On regional differences ↑
Federica: In the report, you also talk about how different geographic regions perceive the coverage of their area being unfair. What can you tell us about that?
Richard: That’s right. For this, we looked at the UK, the US and Germany. And we do see some differences between perceived fairness scores between different regions within those countries. So, in the UK, people are more likely to think that where they live is covered fairly by the news media if they live in London and the South of England. Whereas, if you look at Germany, some of the Eastern German states – people are actually less likely if they live in these states to think that where they live is covered fairly as compared to the rest of Germany.

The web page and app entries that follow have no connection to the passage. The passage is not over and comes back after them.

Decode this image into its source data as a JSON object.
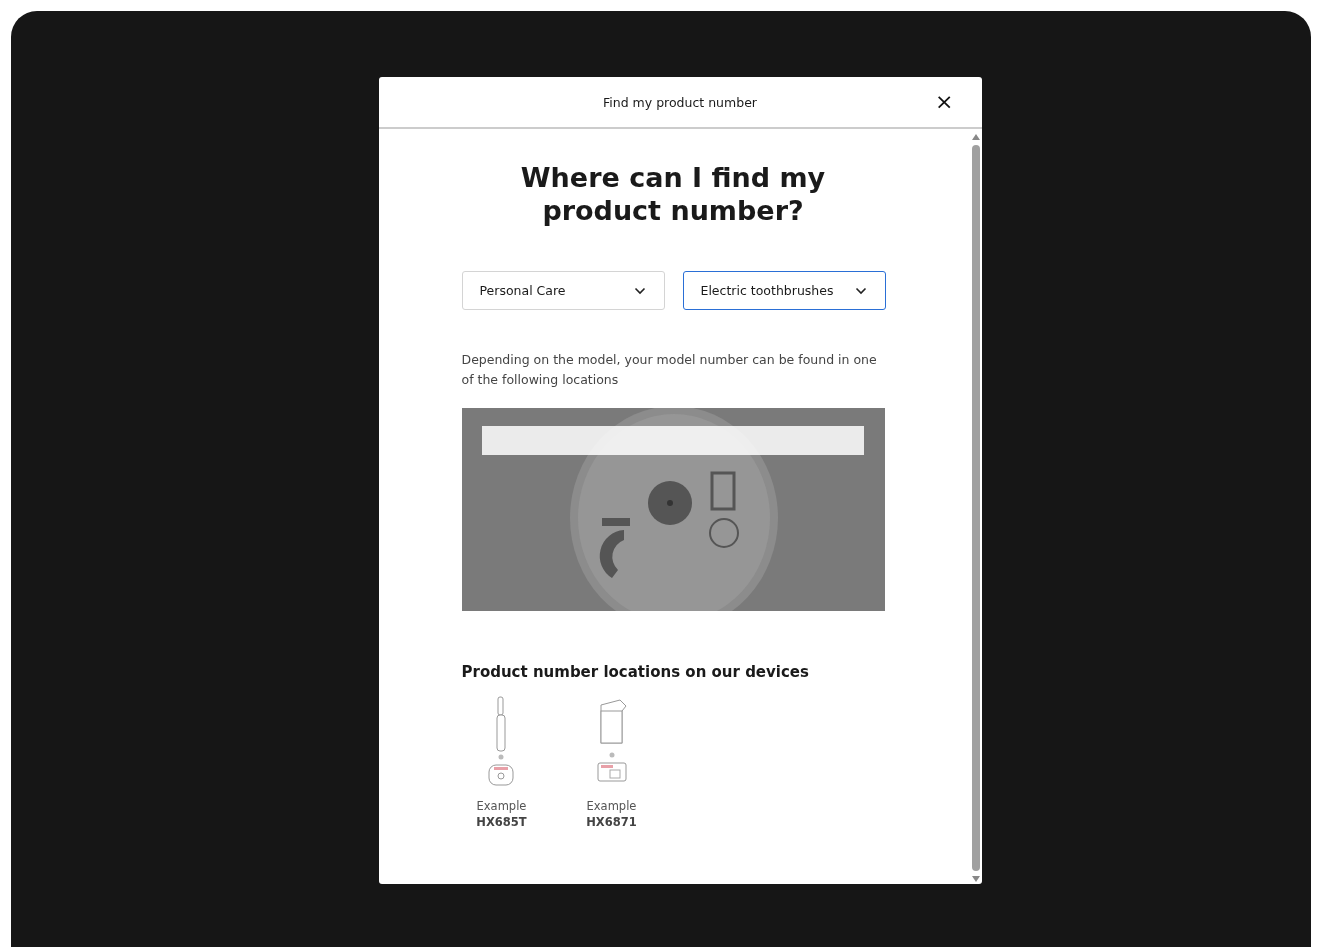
{
  "dialog": {
    "title": "Find my product number",
    "close": "×"
  },
  "heading": "Where can I find my product number?",
  "dropdowns": [
    {
      "value": "Personal Care",
      "focused": false
    },
    {
      "value": "Electric toothbrushes",
      "focused": true
    }
  ],
  "description": "Depending on the model, your model number can be found in one of the following locations",
  "devices_title": "Product number locations on our devices",
  "devices": [
    {
      "kind": "toothbrush",
      "label": "Example",
      "model": "HX685T"
    },
    {
      "kind": "box",
      "label": "Example",
      "model": "HX6871"
    }
  ]
}
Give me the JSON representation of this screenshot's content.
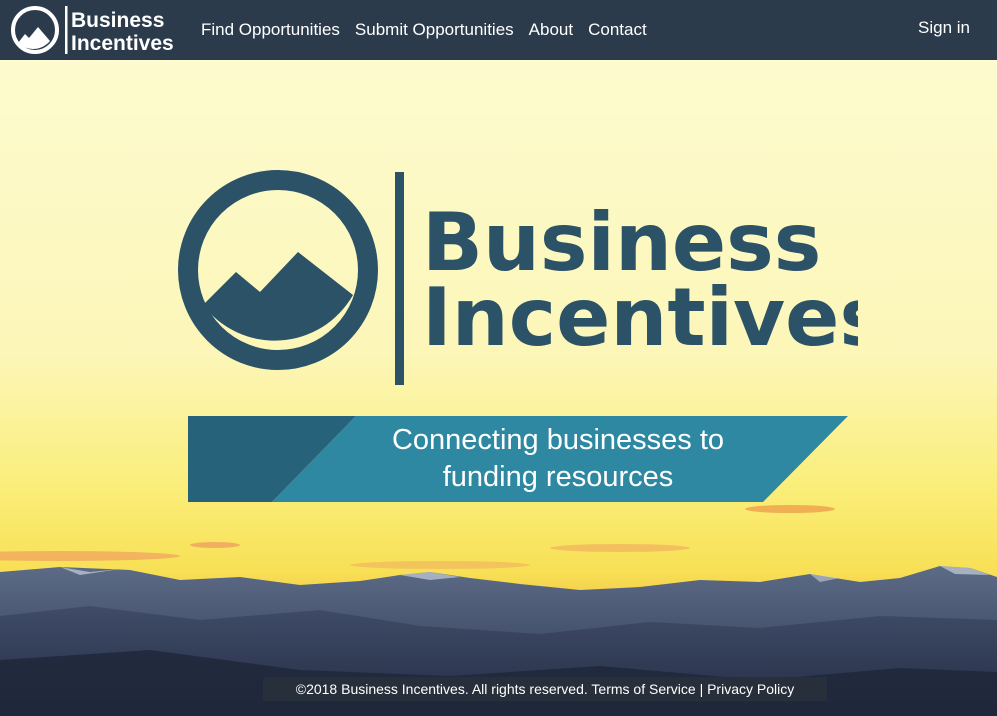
{
  "brand": {
    "line1": "Business",
    "line2": "Incentives"
  },
  "nav": {
    "links": [
      "Find Opportunities",
      "Submit Opportunities",
      "About",
      "Contact"
    ],
    "signin": "Sign in"
  },
  "hero": {
    "tagline_line1": "Connecting businesses to",
    "tagline_line2": "funding resources"
  },
  "footer": {
    "copyright": "©2018 Business Incentives. All rights reserved.",
    "terms": "Terms of Service",
    "separator": "|",
    "privacy": "Privacy Policy"
  },
  "colors": {
    "navbar": "#2c3b4c",
    "brand_dark": "#2b5267",
    "tagline_dark": "#26637a",
    "tagline_light": "#2e88a2"
  }
}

And in the US, attitudes towards the news media coverage are more positive among people who live on either the East coast or the West coast. But if we look at people who live further inland then the attitude starts to cool and the net fairness ratings are lower.
On reasons behind the differences ↑

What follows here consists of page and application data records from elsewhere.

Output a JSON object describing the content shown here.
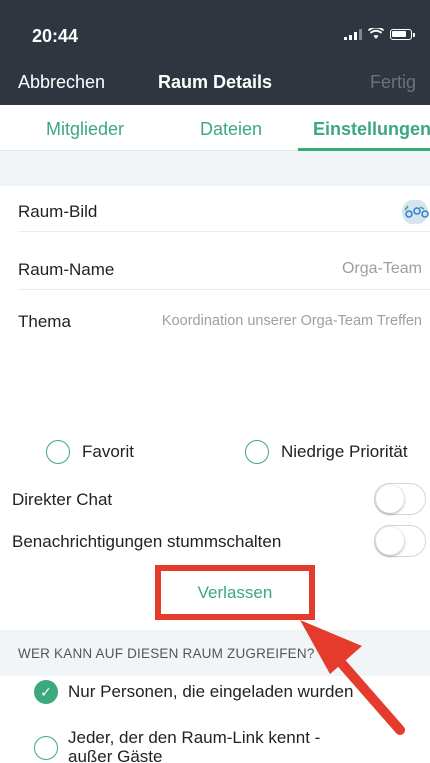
{
  "status": {
    "time": "20:44"
  },
  "nav": {
    "cancel": "Abbrechen",
    "title": "Raum Details",
    "done": "Fertig"
  },
  "tabs": [
    {
      "label": "Mitglieder"
    },
    {
      "label": "Dateien"
    },
    {
      "label": "Einstellungen",
      "active": true
    }
  ],
  "settings": {
    "room_image_label": "Raum-Bild",
    "room_name_label": "Raum-Name",
    "room_name_value": "Orga-Team",
    "topic_label": "Thema",
    "topic_value": "Koordination unserer Orga-Team Treffen"
  },
  "tags": {
    "favorite": "Favorit",
    "low_priority": "Niedrige Priorität"
  },
  "toggles": {
    "direct_chat": "Direkter Chat",
    "mute": "Benachrichtigungen stummschalten"
  },
  "leave_button": "Verlassen",
  "access": {
    "title": "WER KANN AUF DIESEN RAUM ZUGREIFEN?",
    "option_invited": "Nur Personen, die eingeladen wurden",
    "option_link_line1": "Jeder, der den Raum-Link kennt -",
    "option_link_line2": "außer Gäste"
  },
  "colors": {
    "accent": "#3ca87e",
    "header": "#2f3640",
    "highlight": "#e53b2c"
  }
}
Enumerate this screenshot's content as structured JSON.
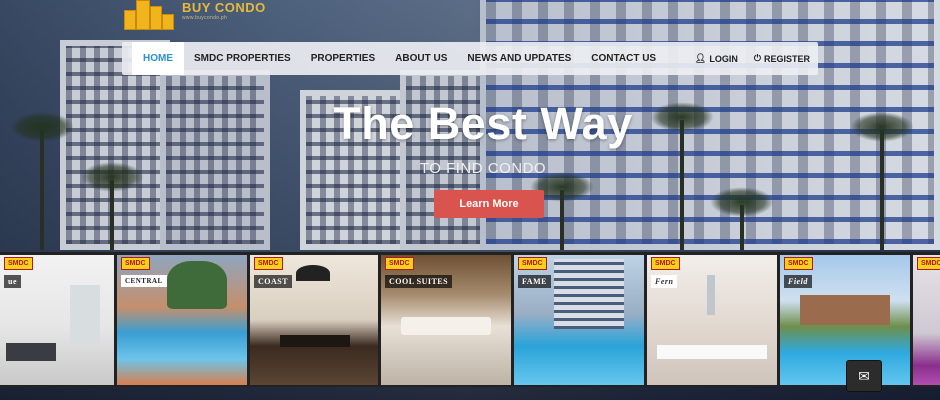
{
  "logo": {
    "name": "BUY CONDO",
    "tagline": "www.buycondo.ph",
    "icon": "building-logo-icon"
  },
  "nav": {
    "items": [
      {
        "label": "HOME",
        "active": true
      },
      {
        "label": "SMDC PROPERTIES",
        "active": false
      },
      {
        "label": "PROPERTIES",
        "active": false
      },
      {
        "label": "ABOUT US",
        "active": false
      },
      {
        "label": "NEWS AND UPDATES",
        "active": false
      },
      {
        "label": "CONTACT US",
        "active": false
      }
    ],
    "login": {
      "label": "LOGIN",
      "icon": "user-icon"
    },
    "register": {
      "label": "REGISTER",
      "icon": "power-icon"
    },
    "active_color": "#2b8fd6"
  },
  "hero": {
    "title": "The Best Way",
    "subtitle": "TO FIND CONDO",
    "cta": "Learn More",
    "cta_color": "#d9534f"
  },
  "properties": {
    "cards": [
      {
        "tag": "SMDC",
        "brand": "ue",
        "scene": "white-lobby"
      },
      {
        "tag": "SMDC",
        "brand": "CENTRAL",
        "scene": "pool-trees"
      },
      {
        "tag": "SMDC",
        "brand": "COAST",
        "scene": "dining-room"
      },
      {
        "tag": "SMDC",
        "brand": "COOL SUITES",
        "scene": "living-room"
      },
      {
        "tag": "SMDC",
        "brand": "FAME",
        "scene": "tower-pool"
      },
      {
        "tag": "SMDC",
        "brand": "Fern",
        "scene": "bright-lobby"
      },
      {
        "tag": "SMDC",
        "brand": "Field",
        "scene": "resort-pool"
      },
      {
        "tag": "SMDC",
        "brand": "",
        "scene": "interior-purple"
      }
    ]
  },
  "mail_button": {
    "icon": "envelope-icon"
  }
}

Federica: This is so interesting. You mentioned at the beginning there are many different reasons for people thinking – and this is about asking people’s perceptions – so many different reasons for thinking of people – their age, gender, political views, geographic region – are covered fairly or not. Have you found any possible factors that you can explain to us as influencing this perception of fairness?
Richard: Yeah. I think it’s a complex picture and I think there are likely to be many different factors at play and these will be different depending on which aspect of news coverage you look at. I think this is something we want to look at in the future in more detail. But one factor that we did look at this year that seems to be important is the perceived volume of news coverage that different topics get. So if people think that a specific aspect of their lives – including some of those I mentioned earlier – does not receive enough news coverage then they’re more likely to think it’s covered unfairly compared to if, for example, they think the amount of news coverage something receives is about right. So I think that’s suggesting that the perceived volume of coverage affects whether people think they’re covered fairly or unfairly.
On trust and fairness ↑
Federica: Lastly Richard, I wanted to ask you about if there is a link between the perception of fairness of coverage and the general levels of trust in news? As we’ve seen in this year’s report, that level of trust in news is going up a bit compared to the previous year. Is there a link?
Richard: I think conceptually it seems to make sense that perceptions of fairness in news coverage and trust in the news would overlap. So it’s not surprising that when we actually look at the data there are quite strong links between fairness perceptions and trust with those that think they’re covered fairly more likely to say that they trust most news most of the time. And I think this links back to the point at the beginning about how perceptions – even though they may not accurately reflect the nature of coverage – they can still be important to understand because they might have consequences for something like trust.